Safety and feasibility of a PLLA scaffold for primary ACL reconstruction in a prospective, consecutive, clinical study
Graft selection for anterior cruciate ligament (ACL) reconstruction continues to be debated. Autograft outcomes are affected by associated donor-site morbidity, while allografts have higher failure rates and inherently limited quality. To date, a demand remains for a safe, ‘off-the-shelf’ implant and tissue engineering is one approach that could provide a regenerative solution. Recently, a bioresorbable, acellular, poly(L-lactic acid) (PLLA) scaffold was developed, composed of 3D-braided polymeric microfilaments to guide cellular infiltration and new ligament tissue growth.
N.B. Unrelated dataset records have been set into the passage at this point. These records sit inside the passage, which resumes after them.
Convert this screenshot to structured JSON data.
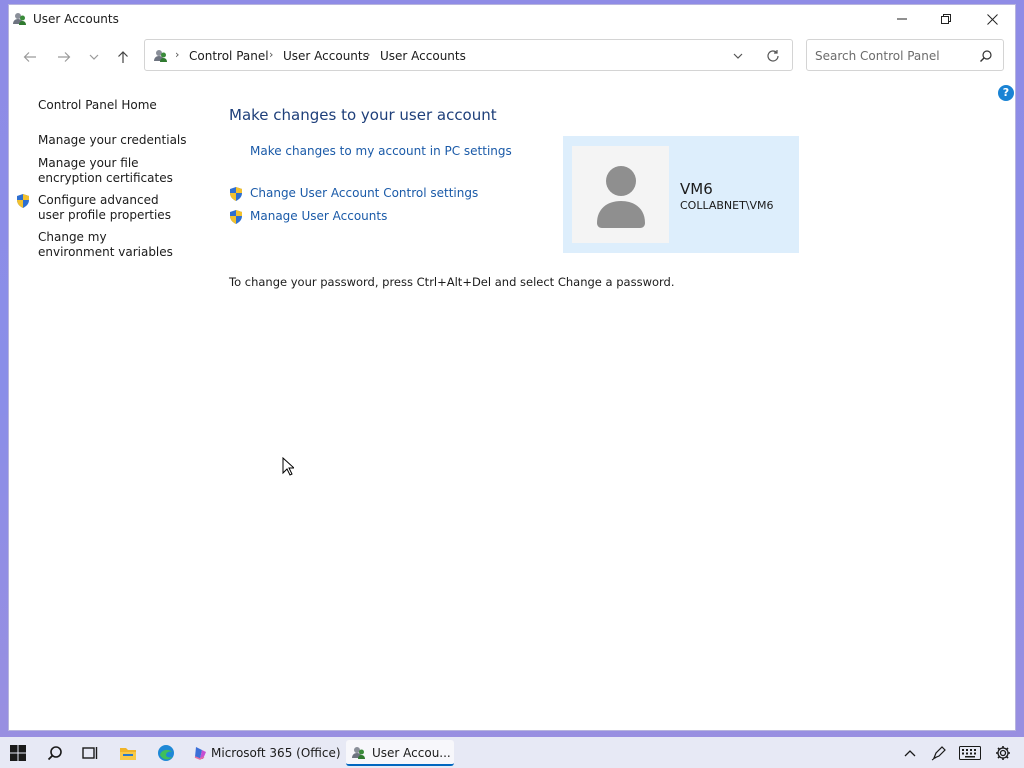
{
  "window": {
    "title": "User Accounts",
    "controls": {
      "minimize": "minimize",
      "restore": "restore",
      "close": "close"
    }
  },
  "toolbar": {
    "breadcrumb": [
      "Control Panel",
      "User Accounts",
      "User Accounts"
    ],
    "search_placeholder": "Search Control Panel"
  },
  "sidebar": {
    "home": "Control Panel Home",
    "links": [
      {
        "label": "Manage your credentials",
        "shield": false
      },
      {
        "label": "Manage your file encryption certificates",
        "shield": false
      },
      {
        "label": "Configure advanced user profile properties",
        "shield": true
      },
      {
        "label": "Change my environment variables",
        "shield": false
      }
    ]
  },
  "main": {
    "heading": "Make changes to your user account",
    "tasks": [
      {
        "label": "Make changes to my account in PC settings",
        "shield": false
      },
      {
        "label": "Change User Account Control settings",
        "shield": true
      },
      {
        "label": "Manage User Accounts",
        "shield": true
      }
    ],
    "account": {
      "name": "VM6",
      "domain_user": "COLLABNET\\VM6"
    },
    "password_note": "To change your password, press Ctrl+Alt+Del and select Change a password."
  },
  "taskbar": {
    "apps": [
      {
        "label": "Microsoft 365 (Office)",
        "active": false
      },
      {
        "label": "User Accou...",
        "active": true
      }
    ],
    "icons": [
      "start-icon",
      "search-icon",
      "task-view-icon",
      "file-explorer-icon",
      "edge-icon",
      "chevron-up-icon",
      "pen-icon",
      "keyboard-icon",
      "gear-icon"
    ]
  },
  "colors": {
    "link": "#1a5aa8",
    "heading": "#1e3f7a",
    "card": "#ddeefc",
    "help": "#1a83d4"
  }
}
Therefore, the objective was to assess the safety and feasibility of the PLLA scaffold for primary ACL reconstruction in a prospective, consecutive, clinical study.
Fifteen patients (ages 18 to 46 years old) with ACL ruptures were implanted with a PLLA scaffold for ACL reconstruction. The primary endpoint for the study was defined as the absence of graft failure or revision ACL surgery at one year. The study was performed in a highly active patient cohort, with 11 of 15 patients reporting a pre-injury Tegner score of 9 out of 10. Secondary endpoints were determined by safety rates per complications, subjective patient-reported outcomes (2000 IKDC scale, KOOS pain, Tegner, and Lysholm scores), clinical function (Lachman test, KT-1000, pivot shift, anterior drawer, and single leg hop test), and imaging measures (radiographic, MRI, and CT). In the case of graft failure, arthroscopic confirmation was performed prior to or on the same day as revision surgery. Biopsies were taken from the intra-articular region during revision surgery and processed for histological and molecular weight analyses.
At the primary endpoint of one year, no infections, allergic reactions, or synovitis was reported indicating the safety of the implant. Patient-reported IKDC scores and additional patient-reported outcome measures showed progressive improvement over baseline values (60.2+/-12.7) at 6 months (82.8+/-14.6) and 12 months (90.1+/-13.5). Physician-reported clinical evaluations of knee function showed little to no laxity or knee instability at one year follow-up. After all patients returned to normal activity at 12 months, four graft ruptures occurred between 12 and 24 months follow-up, with one additional rupture at 35 months. Histological analysis of graft biopsies revealed a fully cellularized scaffold containing a synovial cell layer, neovascularization, and robust extracellular matrix. A mild, chronic inflammatory response, marked by foreign body giant cells, was observed adjacent to remnant PLLA. For the remaining patients, MRI revealed irregular outlines of the ligament and regional hyper-intensity that persisted through 18 and 24 months. Although these 10 individuals at 36 months follow-up continued to report normal ACL function, IKDC scores decreased at 18 months (83.8+/-20.1) and plateaued through 36 months (81.8+/-15.8) follow-up, though neither were statistically significant.
The first-in-man study of a PLLA scaffold for ACL reconstruction demonstrated the feasibility of an acellular, tissue-engineered scaffold. However, tissue regeneration was inconsistent, resulting in clinically unacceptable failure rates in this limited study. Outcomes indicated insufficient load-bearing capacity of new ligament tissue in the presence of a weakening scaffold, and further innovation is required to optimize scaffold properties to achieve long-term clinical efficacy.